New York Times article by Lauren A. Rivera, Guess Who Doesn’t Fit In At Work, highlighted a troubling trend in hiring practices. According to Rivera’s research, most employers select applicants based on “who they want to hang out with.” It’s called assessing an applicant’s “cultural fit,” i.e. segregation 2.0/you can’t sit with us.
ACROSS cultures and industries, managers strongly prize “cultural fit” — the idea that the best employees are like-minded. One recent survey found that more than 80 percent of employers worldwide named cultural fit as a top hiring priority.
When done carefully, selecting new workers this way can make organizations more productive and profitable. But cultural fit has morphed into a far more nebulous and potentially dangerous concept. It has shifted from systematic analysis of who will thrive in a given workplace to snap judgments by managers about who they’d rather hang out with. In the process, fit has become a catchall used to justify hiring people who are similar to decision makers and rejecting people who are not.
Wanting to work with people like ourselves is not new. In the past, employers overtly restricted job opportunities based on sex, race and religion, which is now illegal. But cultural fit has become a new form of discrimination that keeps demographic and cultural diversity down, all in the name of employee enjoyment and fun.

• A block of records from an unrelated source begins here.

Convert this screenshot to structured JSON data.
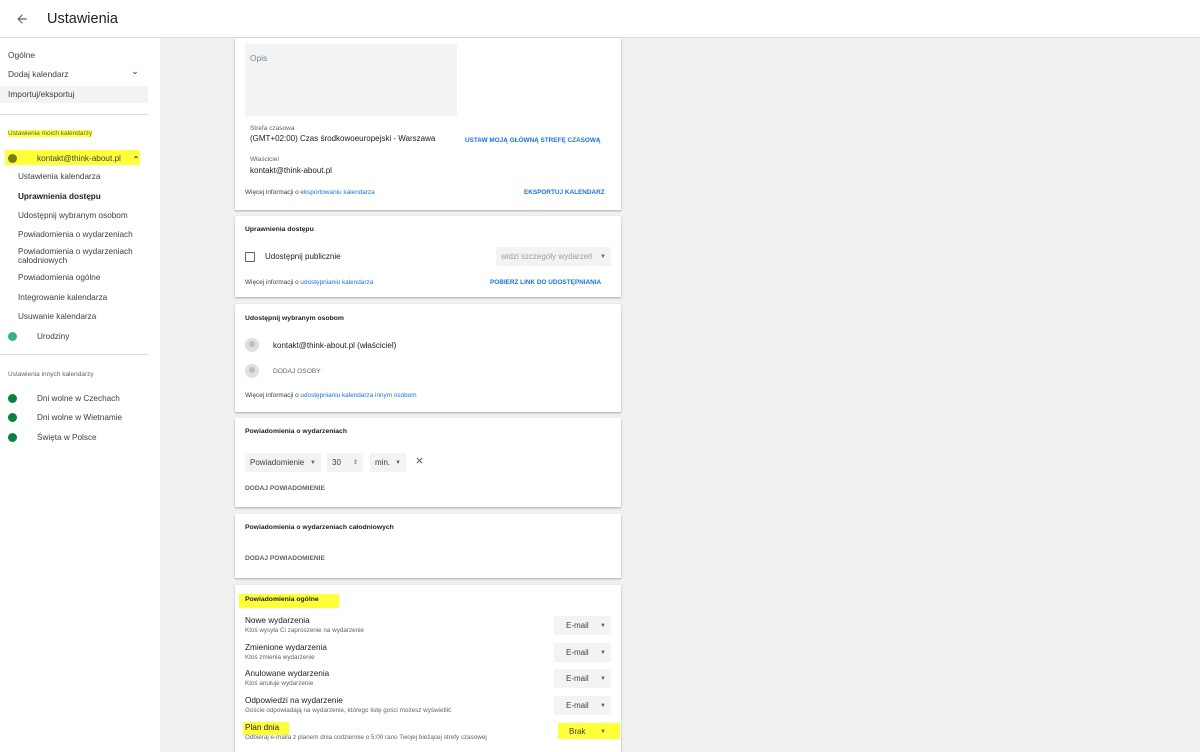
{
  "header": {
    "title": "Ustawienia",
    "back_icon": "arrow-left-icon"
  },
  "sidebar": {
    "general": "Ogólne",
    "add_calendar": "Dodaj kalendarz",
    "import_export": "Importuj/eksportuj",
    "my_calendars_heading": "Ustawienia moich kalendarzy",
    "my_calendars": [
      {
        "name": "kontakt@think-about.pl",
        "color": "#7a7a21"
      }
    ],
    "sub_items": [
      "Ustawienia kalendarza",
      "Uprawnienia dostępu",
      "Udostępnij wybranym osobom",
      "Powiadomienia o wydarzeniach",
      "Powiadomienia o wydarzeniach całodniowych",
      "Powiadomienia ogólne",
      "Integrowanie kalendarza",
      "Usuwanie kalendarza"
    ],
    "birthdays": {
      "name": "Urodziny",
      "color": "#33b679"
    },
    "other_calendars_heading": "Ustawienia innych kalendarzy",
    "other_calendars": [
      {
        "name": "Dni wolne w Czechach",
        "color": "#0b8043"
      },
      {
        "name": "Dni wolne w Wietnamie",
        "color": "#0b8043"
      },
      {
        "name": "Święta w Polsce",
        "color": "#0b8043"
      }
    ]
  },
  "calendar_settings": {
    "description_placeholder": "Opis",
    "timezone_label": "Strefa czasowa",
    "timezone_value": "(GMT+02:00) Czas środkowoeuropejski - Warszawa",
    "set_timezone_action": "USTAW MOJĄ GŁÓWNĄ STREFĘ CZASOWĄ",
    "owner_label": "Właściciel",
    "owner_value": "kontakt@think-about.pl",
    "info_prefix": "Więcej informacji o",
    "info_link": "eksportowaniu kalendarza",
    "export_action": "EKSPORTUJ KALENDARZ"
  },
  "access": {
    "title": "Uprawnienia dostępu",
    "public_label": "Udostępnij publicznie",
    "visibility_select": "widzi szczegóły wydarzeń",
    "info_prefix": "Więcej informacji o",
    "info_link": "udostępnianiu kalendarza",
    "get_link_action": "POBIERZ LINK DO UDOSTĘPNIANIA"
  },
  "share": {
    "title": "Udostępnij wybranym osobom",
    "person": "kontakt@think-about.pl (właściciel)",
    "add_people": "DODAJ OSOBY",
    "info_prefix": "Więcej informacji o",
    "info_link": "udostępnianiu kalendarza innym osobom"
  },
  "event_notifications": {
    "title": "Powiadomienia o wydarzeniach",
    "type": "Powiadomienie",
    "value": "30",
    "unit": "min.",
    "add": "DODAJ POWIADOMIENIE"
  },
  "allday_notifications": {
    "title": "Powiadomienia o wydarzeniach całodniowych",
    "add": "DODAJ POWIADOMIENIE"
  },
  "general_notifications": {
    "title": "Powiadomienia ogólne",
    "rows": [
      {
        "name": "Nowe wydarzenia",
        "desc": "Ktoś wysyła Ci zaproszenie na wydarzenie",
        "value": "E-mail"
      },
      {
        "name": "Zmienione wydarzenia",
        "desc": "Ktoś zmienia wydarzenie",
        "value": "E-mail"
      },
      {
        "name": "Anulowane wydarzenia",
        "desc": "Ktoś anuluje wydarzenie",
        "value": "E-mail"
      },
      {
        "name": "Odpowiedzi na wydarzenie",
        "desc": "Goście odpowiadają na wydarzenie, którego listę gości możesz wyświetlić",
        "value": "E-mail"
      },
      {
        "name": "Plan dnia",
        "desc": "Odbieraj e-maila z planem dnia codziennie o 5:00 rano Twojej bieżącej strefy czasowej",
        "value": "Brak"
      }
    ]
  },
  "colors": {
    "highlight": "#ffff3a",
    "link": "#1a73e8"
  }
}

These are exclusionary practices that demonstrate the inner workings of structural racism and privilege. I’ve actually had a close friend that was extremely qualified for a job be told, “You’re great and you’re qualified, but we don’t think you’d fit in here.” How exactly is a Black woman supposed to take that? Perhaps we could say it might be personality based, but studies prove it’s not.
The perceived cultural affinity of a job applicant is a high determinate in their employability. This means that marginalized people that often do not have the privilege of insider hookups and perceived cultural fit, will have a substantially harder time finding a job regardless of qualifications or education.
Once again priests in the sainthood of respectability politics are discredited. Laziness or apathy has never been why African American men and women have higher unemployment rates. Many have just been shutout and denied opportunities. The fact remains that there are subtle and not so subtle practices that uphold exclusion and provide a stealthy barrier to upward mobility.
If you’ve been paying attention, you knew this already.
Here are some additional articles that touch on this issue further.
The University of Chicago – Racial Bias in Hiring: Are Emily and Brendan More Employable than Lakisha and Jamal?
“…study attributes the employment gap mainly to hiring discrimination, high incarceration rates for black people, and African Americans’ lack of inherited wealth from past generations due to a long history of discrimination.”
African-Americans With College Degrees Are Twice As Likely to Be Unemployed as Other Graduates
Study: Even for college-educated blacks, road to full-time work is rocky
“Silicon Valley has a major diversity problem.”